◆ ASSIGNMENT:
Copy out each entry below verbatim, skipping the images.

◆ EXTRACTED DATA:
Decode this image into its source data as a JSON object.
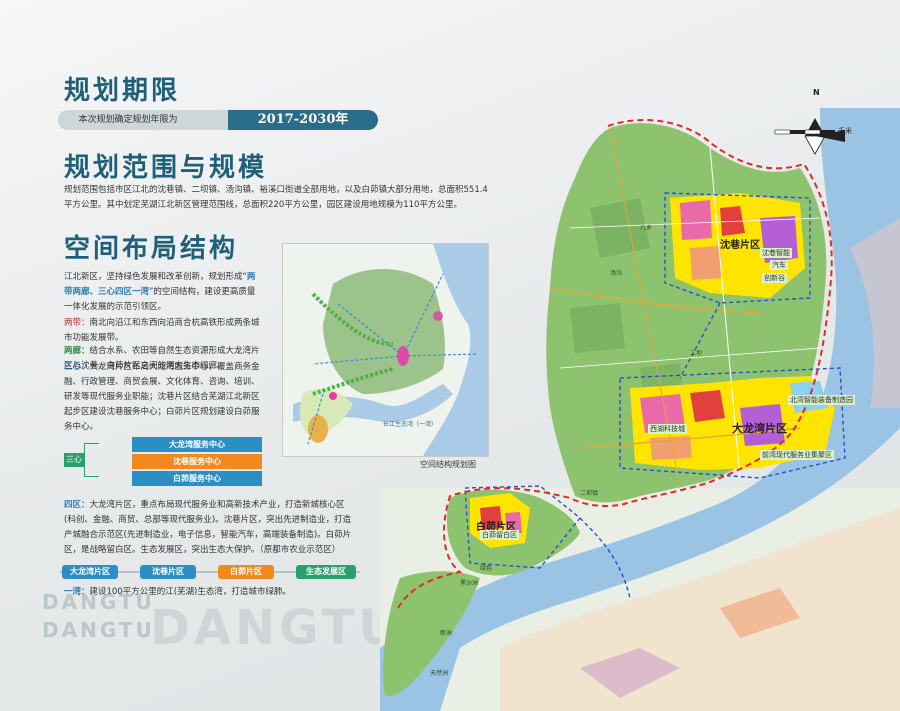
{
  "section1": {
    "title": "规划期限",
    "period_label": "本次规划确定规划年限为",
    "period_value": "2017-2030年"
  },
  "section2": {
    "title": "规划范围与规模",
    "text": "规划范围包括市区江北的沈巷镇、二坝镇、汤沟镇、裕溪口街道全部用地，以及白茆镇大部分用地，总面积551.4平方公里。其中划定芜湖江北新区管理范围线，总面积220平方公里，园区建设用地规模为110平方公里。"
  },
  "section3": {
    "title": "空间布局结构",
    "intro_a": "江北新区，坚持绿色发展和改革创新，规划形成“",
    "intro_highlight": "两带两廊、三心四区一湾",
    "intro_b": "”的空间结构，建设更高质量一体化发展的示范引领区。",
    "liangdai_key": "两带：",
    "liangdai_text": "南北向沿江和东西向沿商合杭高铁形成两条城市功能发展带。",
    "lianglang_key": "两廊：",
    "lianglang_text": "结合水系、农田等自然生态资源形成大龙湾片区与沈巷、白茆片区之间的两大生态绿廊。",
    "sanxin_key": "三心：",
    "sanxin_text": "大龙湾片区布局大龙湾服务中心，覆盖商务金融、行政管理、商贸会展、文化体育、咨询、培训、研发等现代服务业职能；沈巷片区结合芜湖江北新区起步区建设沈巷服务中心；白茆片区规划建设白茆服务中心。",
    "sanxin_label": "三心",
    "centers": [
      "大龙湾服务中心",
      "沈巷服务中心",
      "白茆服务中心"
    ],
    "sisi_key": "四区：",
    "sisi_text": "大龙湾片区，重点布局现代服务业和高新技术产业，打造新城核心区(科创、金融、商贸、总部等现代服务业)。沈巷片区，突出先进制造业，打造产城融合示范区(先进制造业，电子信息，智能汽车，高端装备制造)。白茆片区，是战略留白区。生态发展区，突出生态大保护。（原都市农业示范区）",
    "districts": [
      "大龙湾片区",
      "沈巷片区",
      "白茆片区",
      "生态发展区"
    ],
    "yiwan_key": "一湾：",
    "yiwan_text": "建设100平方公里的江(芜湖)生态湾，打造城市绿肺。",
    "mini_map_caption": "空间结构规划图",
    "mini_map_label": "长江生态湾（一湾）"
  },
  "watermark": {
    "line1": "DANGTU",
    "line2": "DANGTU",
    "big": "DANGTU"
  },
  "map": {
    "labels": {
      "shenxiang": "沈巷片区",
      "dalongwan": "大龙湾片区",
      "baimao": "白茆片区",
      "shenxiang_zhineng": "沈巷智能",
      "qiche": "汽车",
      "chuangxin": "创新谷",
      "xihu": "西湖科技城",
      "zhihui": "北湾智能装备制造园",
      "qianwan": "前湾现代服务业集聚区",
      "baimao_sub": "白茆留白区",
      "er_ba": "二坝",
      "tang_gou": "汤沟",
      "xin_zhou": "新洲",
      "tian_ran_zhou": "天然洲",
      "hei_sha_zhou": "黑沙洲",
      "er_ba_zhen": "二坝镇",
      "lv_se": "绿色",
      "ba_xiang": "八乡"
    },
    "scale_label": "千米",
    "north": "N",
    "colors": {
      "green": "#8dc36f",
      "river": "#9bc4e4",
      "boundary": "#e02b2b",
      "core": "#ffe400"
    }
  }
}
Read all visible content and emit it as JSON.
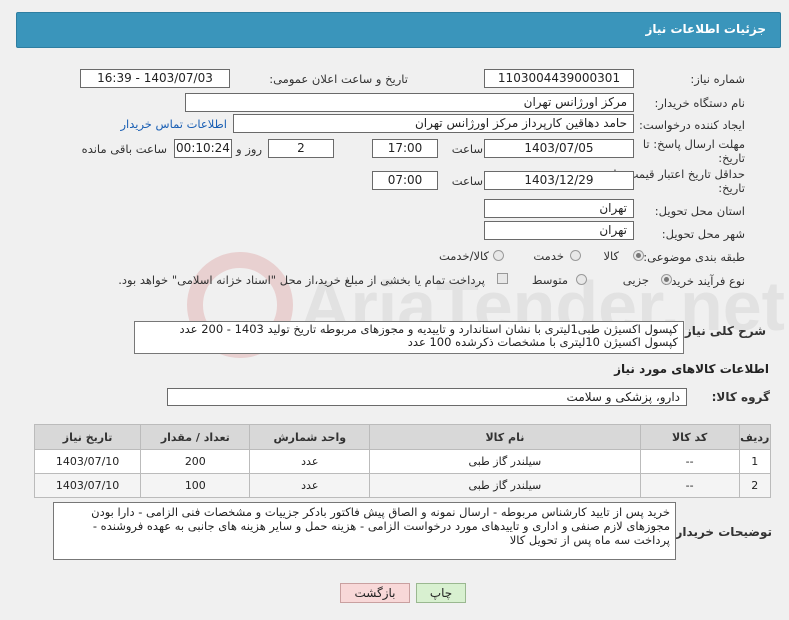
{
  "header": {
    "title": "جزئیات اطلاعات نیاز"
  },
  "form": {
    "need_number_label": "شماره نیاز:",
    "need_number": "1103004439000301",
    "announce_label": "تاریخ و ساعت اعلان عمومی:",
    "announce_value": "1403/07/03 - 16:39",
    "buyer_org_label": "نام دستگاه خریدار:",
    "buyer_org": "مرکز اورژانس تهران",
    "creator_label": "ایجاد کننده درخواست:",
    "creator": "حامد دهاقین کارپرداز مرکز اورژانس تهران",
    "contact_link": "اطلاعات تماس خریدار",
    "deadline_label_line1": "مهلت ارسال پاسخ: تا",
    "deadline_label_line2": "تاریخ:",
    "deadline_date": "1403/07/05",
    "time_label": "ساعت",
    "deadline_time": "17:00",
    "days_value": "2",
    "days_label": "روز و",
    "remaining_time": "00:10:24",
    "remaining_label": "ساعت باقی مانده",
    "validity_label_line1": "حداقل تاریخ اعتبار قیمت: تا",
    "validity_label_line2": "تاریخ:",
    "validity_date": "1403/12/29",
    "validity_time": "07:00",
    "province_label": "استان محل تحویل:",
    "province": "تهران",
    "city_label": "شهر محل تحویل:",
    "city": "تهران",
    "category_label": "طبقه بندی موضوعی:",
    "category_options": [
      "کالا",
      "خدمت",
      "کالا/خدمت"
    ],
    "purchase_type_label": "نوع فرآیند خرید :",
    "purchase_options": [
      "جزیی",
      "متوسط"
    ],
    "payment_note": "پرداخت تمام یا بخشی از مبلغ خرید،از محل \"اسناد خزانه اسلامی\" خواهد بود."
  },
  "summary": {
    "label": "شرح کلی نیاز:",
    "line1": "کپسول اکسیژن طبی1لیتری با نشان استاندارد و تاییدیه و مجوزهای مربوطه تاریخ تولید 1403 - 200 عدد",
    "line2": "کپسول اکسیژن 10لیتری با مشخصات ذکرشده 100 عدد"
  },
  "goods": {
    "section_title": "اطلاعات کالاهای مورد نیاز",
    "group_label": "گروه کالا:",
    "group_value": "دارو، پزشکی و سلامت",
    "columns": [
      "ردیف",
      "کد کالا",
      "نام کالا",
      "واحد شمارش",
      "تعداد / مقدار",
      "تاریخ نیاز"
    ],
    "rows": [
      [
        "1",
        "--",
        "سیلندر گاز طبی",
        "عدد",
        "200",
        "1403/07/10"
      ],
      [
        "2",
        "--",
        "سیلندر گاز طبی",
        "عدد",
        "100",
        "1403/07/10"
      ]
    ]
  },
  "buyer_notes": {
    "label": "توضیحات خریدار:",
    "line1": "خرید پس از تایید کارشناس مربوطه - ارسال نمونه و الصاق پیش فاکتور بادکر جزییات و مشخصات فنی الزامی - دارا بودن",
    "line2": "مجوزهای لازم صنفی و اداری و تاییدهای مورد درخواست الزامی - هزینه حمل و سایر هزینه های جانبی به عهده فروشنده -",
    "line3": "پرداخت سه ماه پس از تحویل کالا"
  },
  "buttons": {
    "print": "چاپ",
    "back": "بازگشت"
  },
  "watermark": "AriaTender.net"
}
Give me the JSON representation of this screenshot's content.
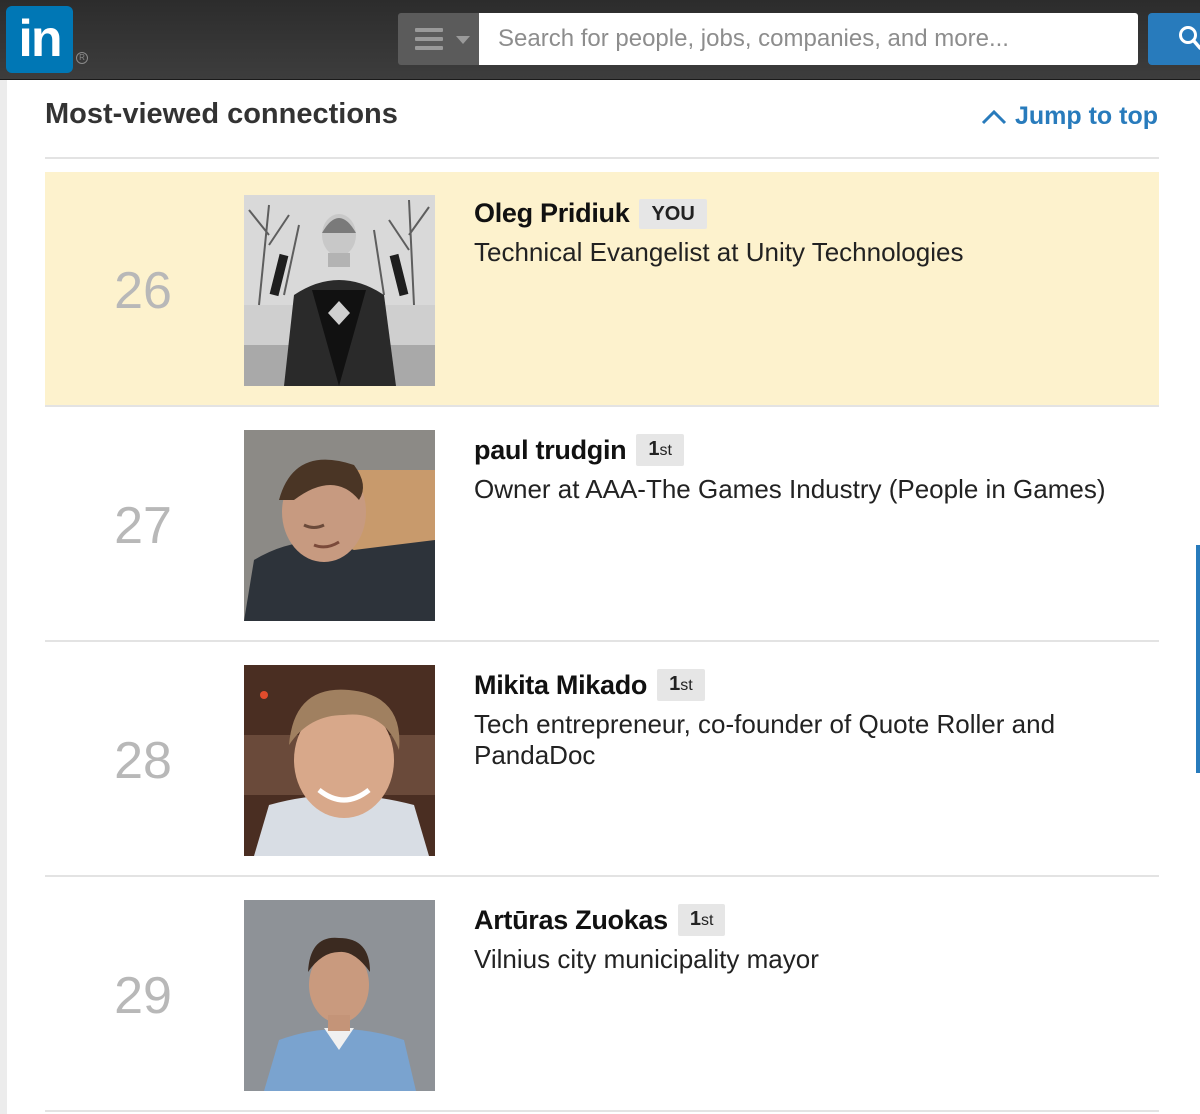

◆ RESULT FOR THIS EXERCISE:
Decode this image into its source data as a JSON object.
{
  "section1": {
    "title": "规划期限",
    "period_label": "本次规划确定规划年限为",
    "period_value": "2017-2030年"
  },
  "section2": {
    "title": "规划范围与规模",
    "text": "规划范围包括市区江北的沈巷镇、二坝镇、汤沟镇、裕溪口街道全部用地，以及白茆镇大部分用地，总面积551.4平方公里。其中划定芜湖江北新区管理范围线，总面积220平方公里，园区建设用地规模为110平方公里。"
  },
  "section3": {
    "title": "空间布局结构",
    "intro_a": "江北新区，坚持绿色发展和改革创新，规划形成“",
    "intro_highlight": "两带两廊、三心四区一湾",
    "intro_b": "”的空间结构，建设更高质量一体化发展的示范引领区。",
    "liangdai_key": "两带：",
    "liangdai_text": "南北向沿江和东西向沿商合杭高铁形成两条城市功能发展带。",
    "lianglang_key": "两廊：",
    "lianglang_text": "结合水系、农田等自然生态资源形成大龙湾片区与沈巷、白茆片区之间的两大生态绿廊。",
    "sanxin_key": "三心：",
    "sanxin_text": "大龙湾片区布局大龙湾服务中心，覆盖商务金融、行政管理、商贸会展、文化体育、咨询、培训、研发等现代服务业职能；沈巷片区结合芜湖江北新区起步区建设沈巷服务中心；白茆片区规划建设白茆服务中心。",
    "sanxin_label": "三心",
    "centers": [
      "大龙湾服务中心",
      "沈巷服务中心",
      "白茆服务中心"
    ],
    "sisi_key": "四区：",
    "sisi_text": "大龙湾片区，重点布局现代服务业和高新技术产业，打造新城核心区(科创、金融、商贸、总部等现代服务业)。沈巷片区，突出先进制造业，打造产城融合示范区(先进制造业，电子信息，智能汽车，高端装备制造)。白茆片区，是战略留白区。生态发展区，突出生态大保护。（原都市农业示范区）",
    "districts": [
      "大龙湾片区",
      "沈巷片区",
      "白茆片区",
      "生态发展区"
    ],
    "yiwan_key": "一湾：",
    "yiwan_text": "建设100平方公里的江(芜湖)生态湾，打造城市绿肺。",
    "mini_map_caption": "空间结构规划图",
    "mini_map_label": "长江生态湾（一湾）"
  },
  "watermark": {
    "line1": "DANGTU",
    "line2": "DANGTU",
    "big": "DANGTU"
  },
  "map": {
    "labels": {
      "shenxiang": "沈巷片区",
      "dalongwan": "大龙湾片区",
      "baimao": "白茆片区",
      "shenxiang_zhineng": "沈巷智能",
      "qiche": "汽车",
      "chuangxin": "创新谷",
      "xihu": "西湖科技城",
      "zhihui": "北湾智能装备制造园",
      "qianwan": "前湾现代服务业集聚区",
      "baimao_sub": "白茆留白区",
      "er_ba": "二坝",
      "tang_gou": "汤沟",
      "xin_zhou": "新洲",
      "tian_ran_zhou": "天然洲",
      "hei_sha_zhou": "黑沙洲",
      "er_ba_zhen": "二坝镇",
      "lv_se": "绿色",
      "ba_xiang": "八乡"
    },
    "scale_label": "千米",
    "north": "N",
    "colors": {
      "green": "#8dc36f",
      "river": "#9bc4e4",
      "boundary": "#e02b2b",
      "core": "#ffe400"
    }
  }
}
Read all visible content and emit it as JSON.
{
  "header": {
    "title": "جزئیات اطلاعات نیاز"
  },
  "form": {
    "need_number_label": "شماره نیاز:",
    "need_number": "1103004439000301",
    "announce_label": "تاریخ و ساعت اعلان عمومی:",
    "announce_value": "1403/07/03 - 16:39",
    "buyer_org_label": "نام دستگاه خریدار:",
    "buyer_org": "مرکز اورژانس تهران",
    "creator_label": "ایجاد کننده درخواست:",
    "creator": "حامد دهاقین کارپرداز مرکز اورژانس تهران",
    "contact_link": "اطلاعات تماس خریدار",
    "deadline_label_line1": "مهلت ارسال پاسخ: تا",
    "deadline_label_line2": "تاریخ:",
    "deadline_date": "1403/07/05",
    "time_label": "ساعت",
    "deadline_time": "17:00",
    "days_value": "2",
    "days_label": "روز و",
    "remaining_time": "00:10:24",
    "remaining_label": "ساعت باقی مانده",
    "validity_label_line1": "حداقل تاریخ اعتبار قیمت: تا",
    "validity_label_line2": "تاریخ:",
    "validity_date": "1403/12/29",
    "validity_time": "07:00",
    "province_label": "استان محل تحویل:",
    "province": "تهران",
    "city_label": "شهر محل تحویل:",
    "city": "تهران",
    "category_label": "طبقه بندی موضوعی:",
    "category_options": [
      "کالا",
      "خدمت",
      "کالا/خدمت"
    ],
    "purchase_type_label": "نوع فرآیند خرید :",
    "purchase_options": [
      "جزیی",
      "متوسط"
    ],
    "payment_note": "پرداخت تمام یا بخشی از مبلغ خرید،از محل \"اسناد خزانه اسلامی\" خواهد بود."
  },
  "summary": {
    "label": "شرح کلی نیاز:",
    "line1": "کپسول اکسیژن طبی1لیتری با نشان استاندارد و تاییدیه و مجوزهای مربوطه تاریخ تولید 1403 - 200 عدد",
    "line2": "کپسول اکسیژن 10لیتری با مشخصات ذکرشده 100 عدد"
  },
  "goods": {
    "section_title": "اطلاعات کالاهای مورد نیاز",
    "group_label": "گروه کالا:",
    "group_value": "دارو، پزشکی و سلامت",
    "columns": [
      "ردیف",
      "کد کالا",
      "نام کالا",
      "واحد شمارش",
      "تعداد / مقدار",
      "تاریخ نیاز"
    ],
    "rows": [
      [
        "1",
        "--",
        "سیلندر گاز طبی",
        "عدد",
        "200",
        "1403/07/10"
      ],
      [
        "2",
        "--",
        "سیلندر گاز طبی",
        "عدد",
        "100",
        "1403/07/10"
      ]
    ]
  },
  "buyer_notes": {
    "label": "توضیحات خریدار:",
    "line1": "خرید پس از تایید کارشناس مربوطه - ارسال نمونه و الصاق پیش فاکتور بادکر جزییات و مشخصات فنی الزامی - دارا بودن",
    "line2": "مجوزهای لازم صنفی و اداری و تاییدهای مورد درخواست الزامی - هزینه حمل و سایر هزینه های جانبی به عهده فروشنده -",
    "line3": "پرداخت سه ماه پس از تحویل کالا"
  },
  "buttons": {
    "print": "چاپ",
    "back": "بازگشت"
  },
  "watermark": "AriaTender.net"
}
Give me the JSON representation of this screenshot's content.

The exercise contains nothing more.